June 5 (UPI) -- For the first time, researchers have created a single comprehensive guideline for the diagnosis and management of peanut and tree nut allergies.
Nut allergies are the most common cause of severe and fatal allergic reactions known as anaphylaxis. Nut allergies affect 1 in 50 children and 1 in 200 adults throughout the world.
The guideline was developed by the Standards of Care Committee of the British Society for Allergy and Clinical Immunology.
According to researchers, the majority of healthcare professionals who care for patients with nut allergies receive no formal training, leading to inconsistent care.
The guideline includes an updated educational package based on an extensive literature review, consultation with healthcare professionals and expert consensus. The document includes diagnostic algorithms and a detailed discussion on the utility of diagnostic tests to better diagnose nut allergies more accurately.

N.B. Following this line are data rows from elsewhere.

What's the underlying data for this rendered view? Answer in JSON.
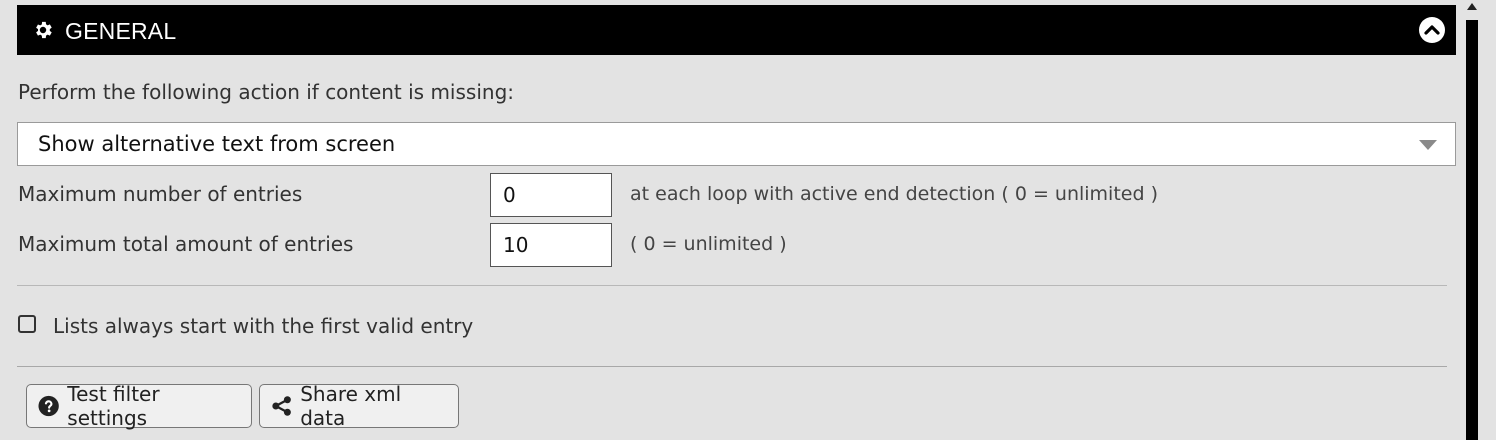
{
  "header": {
    "title": "GENERAL",
    "icon": "gear-icon",
    "collapse_icon": "chevron-up-icon"
  },
  "missing_content": {
    "label": "Perform the following action if content is missing:",
    "selected": "Show alternative text from screen"
  },
  "max_entries": {
    "label": "Maximum number of entries",
    "value": "0",
    "hint": "at each loop with active end detection ( 0 = unlimited )"
  },
  "max_total": {
    "label": "Maximum total amount of entries",
    "value": "10",
    "hint": "( 0 = unlimited )"
  },
  "lists_start": {
    "label": "Lists always start with the first valid entry",
    "checked": false
  },
  "buttons": {
    "test_label": "Test filter settings",
    "share_label": "Share xml data"
  },
  "colors": {
    "header_bg": "#000000",
    "page_bg": "#e3e3e3"
  }
}
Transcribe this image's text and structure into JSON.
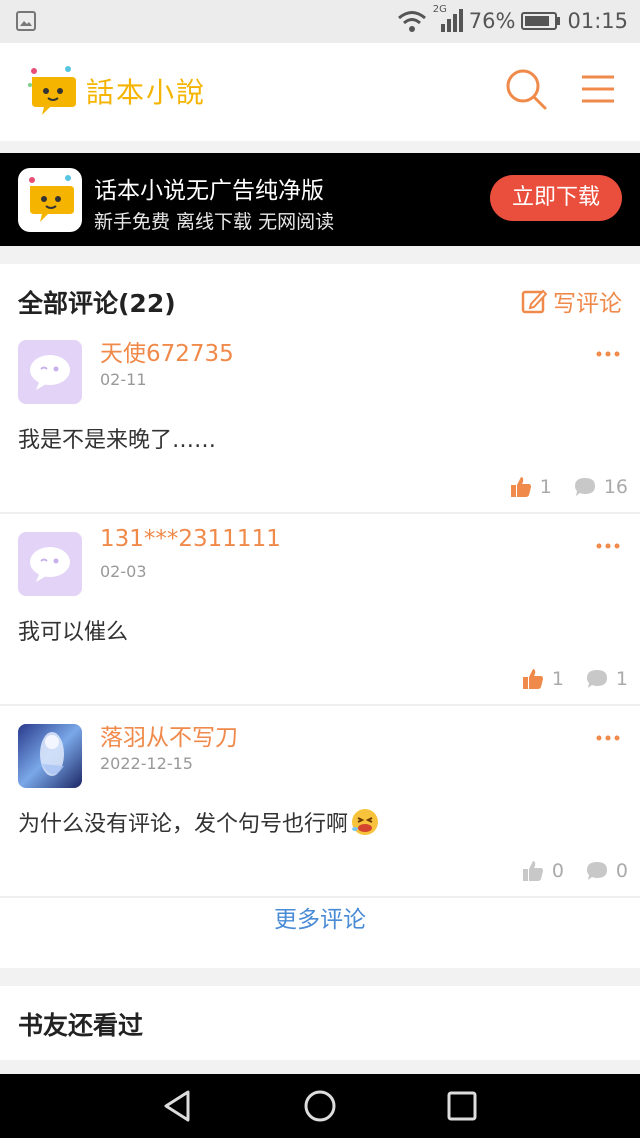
{
  "status_bar": {
    "network": "2G",
    "battery": "76%",
    "time": "01:15"
  },
  "header": {
    "logo_text": "話本小說"
  },
  "banner": {
    "title": "话本小说无广告纯净版",
    "subtitle": "新手免费 离线下载 无网阅读",
    "download_label": "立即下载"
  },
  "comments": {
    "title": "全部评论(22)",
    "write_label": "写评论",
    "items": [
      {
        "user": "天使672735",
        "date": "02-11",
        "text": "我是不是来晚了……",
        "likes": "1",
        "replies": "16",
        "active_like": true
      },
      {
        "user": "131***2311111",
        "date": "02-03",
        "text": "我可以催么",
        "likes": "1",
        "replies": "1",
        "active_like": true
      },
      {
        "user": "落羽从不写刀",
        "date": "2022-12-15",
        "text": "为什么没有评论，发个句号也行啊",
        "likes": "0",
        "replies": "0",
        "active_like": false
      }
    ],
    "more_label": "更多评论"
  },
  "also_viewed": {
    "title": "书友还看过"
  },
  "colors": {
    "accent": "#f08a4b",
    "download": "#ea4f3d",
    "link": "#4a8bd6",
    "logo": "#f4b400"
  }
}
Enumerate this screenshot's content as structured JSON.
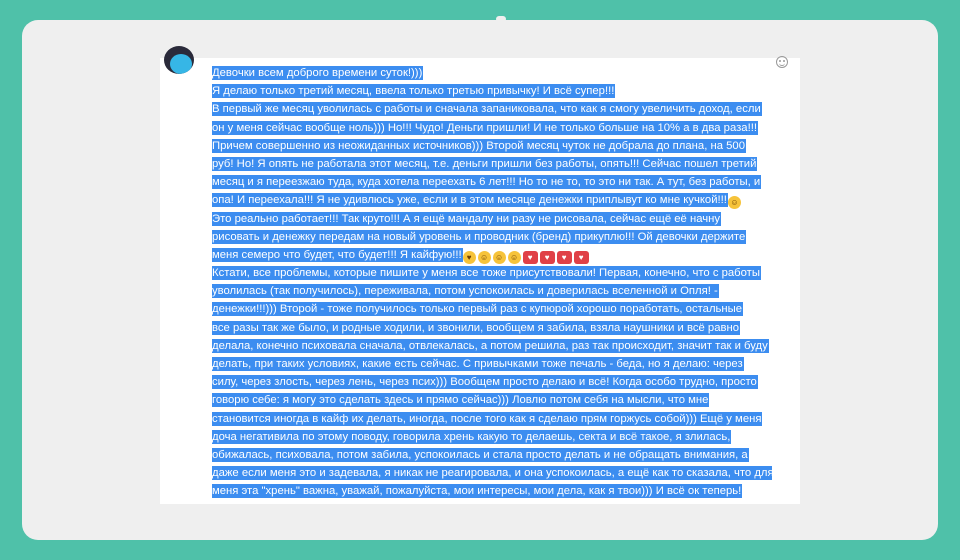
{
  "lines": [
    "Девочки всем доброго времени суток!)))",
    "Я делаю только третий месяц, ввела  только третью привычку! И всё супер!!!",
    "В первый же месяц уволилась с работы и сначала запаниковала, что как я смогу увеличить доход, если",
    "он у меня сейчас вообще ноль))) Но!!! Чудо! Деньги пришли! И не только больше на 10% а в два раза!!!",
    "Причем совершенно из неожиданных источников))) Второй месяц чуток не добрала до плана, на 500",
    "руб! Но! Я опять не работала этот месяц, т.е. деньги пришли без работы, опять!!! Сейчас пошел третий",
    "месяц и я переезжаю туда, куда хотела переехать 6 лет!!! Но то не то, то это ни так. А тут, без работы, и",
    "опа! И переехала!!! Я не удивлюсь уже, если и в этом месяце денежки приплывут ко мне кучкой!!!",
    "Это реально работает!!! Так круто!!! А я ещё мандалу ни разу не рисовала, сейчас ещё её начну",
    "рисовать и денежку передам на новый уровень и проводник (бренд) прикуплю!!! Ой девочки держите",
    "меня семеро что будет, что будет!!! Я кайфую!!!",
    "Кстати, все проблемы, которые пишите у меня все тоже присутствовали! Первая, конечно, что с работы",
    "уволилась (так получилось), переживала, потом успокоилась и доверилась вселенной и Опля! -",
    "денежки!!!))) Второй - тоже получилось только первый раз с купюрой хорошо поработать, остальные",
    "все разы так же было, и родные ходили, и звонили, вообщем я забила, взяла наушники и всё равно",
    "делала, конечно психовала сначала, отвлекалась, а потом решила, раз так происходит, значит так и буду",
    "делать, при таких условиях, какие есть сейчас. С привычками тоже печаль - беда, но я делаю: через",
    "силу, через злость, через лень, через псих))) Вообщем просто делаю и всё! Когда особо трудно, просто",
    "говорю себе: я могу это сделать здесь и прямо сейчас))) Ловлю потом себя на мысли, что мне",
    "становится иногда в кайф их делать, иногда, после того как я сделаю прям горжусь собой))) Ещё у меня",
    "доча негативила по этому поводу, говорила хрень какую то делаешь, секта и всё такое, я злилась,",
    "обижалась, психовала, потом забила, успокоилась и стала просто делать и не обращать внимания, а",
    "даже если меня это и задевала, я никак не реагировала, и она успокоилась, а ещё как то сказала, что для",
    "меня эта \"хрень\" важна, уважай, пожалуйста, мои интересы, мои дела, как я твои))) И всё ок теперь!"
  ],
  "icons": {
    "avatar": "user-avatar",
    "emoji_picker": "smiley-icon"
  },
  "colors": {
    "background": "#4fc1a9",
    "card": "#efefef",
    "selection": "#3c8df0"
  }
}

The guidelines also define the role of food challenges in diagnosis and the exclusion of allergy. A comprehensive management plan that includes avoidance advice, patient-specific emergency medication and an emergency treatment plan with Epipen training was also included.
"The Standards of Care Committee are excited about the forthcoming publication of the new nut allergy guideline," Dr. Andrew Clark, SOCC chairman, said in a press release. "This guideline provides practical advice on all key areas, from diagnostic algorithms to treatment advice and discussion of cutting-edge issues such as component testing, precautionary labeling, challenges, early-life introduction and immunotherapy. This continues our pipeline of highly successful published guidelines, written by experts in the field, using rigorous NICE-accredited processes."

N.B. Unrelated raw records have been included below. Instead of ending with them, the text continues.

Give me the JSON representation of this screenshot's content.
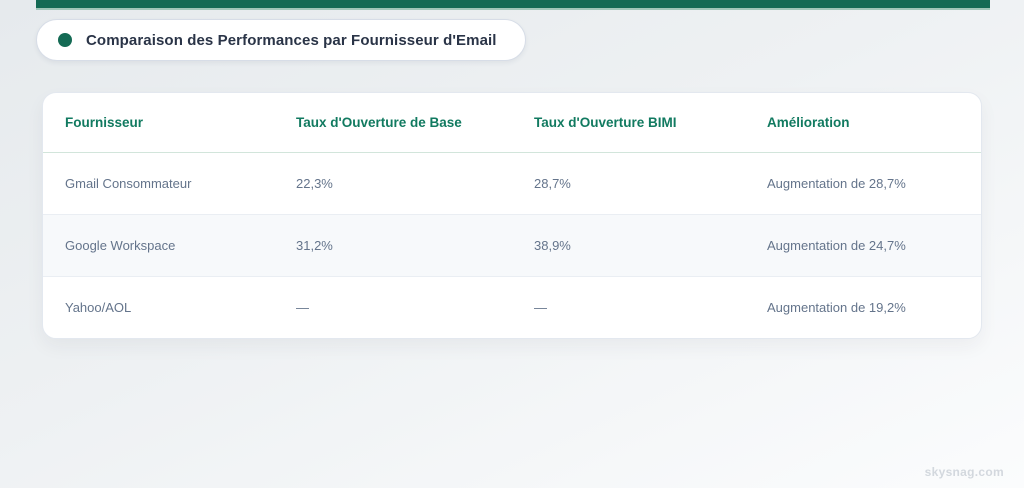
{
  "theme": {
    "accent": "#146a54",
    "accent_soft": "#a0c5b8",
    "header_text": "#117a60",
    "title_text": "#2a3447",
    "provider_text": "#273142",
    "value_text": "#64748b",
    "row_alt_bg": "#f7f9fb",
    "watermark_text": "#d3d8de"
  },
  "header_badge": {
    "label": "Comparaison des Performances par Fournisseur d'Email"
  },
  "table": {
    "headers": [
      "Fournisseur",
      "Taux d'Ouverture de Base",
      "Taux d'Ouverture BIMI",
      "Amélioration"
    ],
    "rows": [
      {
        "provider": "Gmail Consommateur",
        "base": "22,3%",
        "bimi": "28,7%",
        "improvement": "Augmentation de 28,7%"
      },
      {
        "provider": "Google Workspace",
        "base": "31,2%",
        "bimi": "38,9%",
        "improvement": "Augmentation de 24,7%"
      },
      {
        "provider": "Yahoo/AOL",
        "base": "—",
        "bimi": "—",
        "improvement": "Augmentation de 19,2%"
      }
    ]
  },
  "watermark": {
    "text": "skysnag.com"
  },
  "chart_data": {
    "type": "table",
    "title": "Comparaison des Performances par Fournisseur d'Email",
    "columns": [
      "Fournisseur",
      "Taux d'Ouverture de Base",
      "Taux d'Ouverture BIMI",
      "Amélioration"
    ],
    "rows": [
      [
        "Gmail Consommateur",
        "22,3%",
        "28,7%",
        "Augmentation de 28,7%"
      ],
      [
        "Google Workspace",
        "31,2%",
        "38,9%",
        "Augmentation de 24,7%"
      ],
      [
        "Yahoo/AOL",
        "—",
        "—",
        "Augmentation de 19,2%"
      ]
    ],
    "numeric": {
      "base_open_rate_pct": [
        22.3,
        31.2,
        null
      ],
      "bimi_open_rate_pct": [
        28.7,
        38.9,
        null
      ],
      "improvement_pct": [
        28.7,
        24.7,
        19.2
      ]
    }
  }
}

The study was published Friday in Clinical & Experimental Allergy.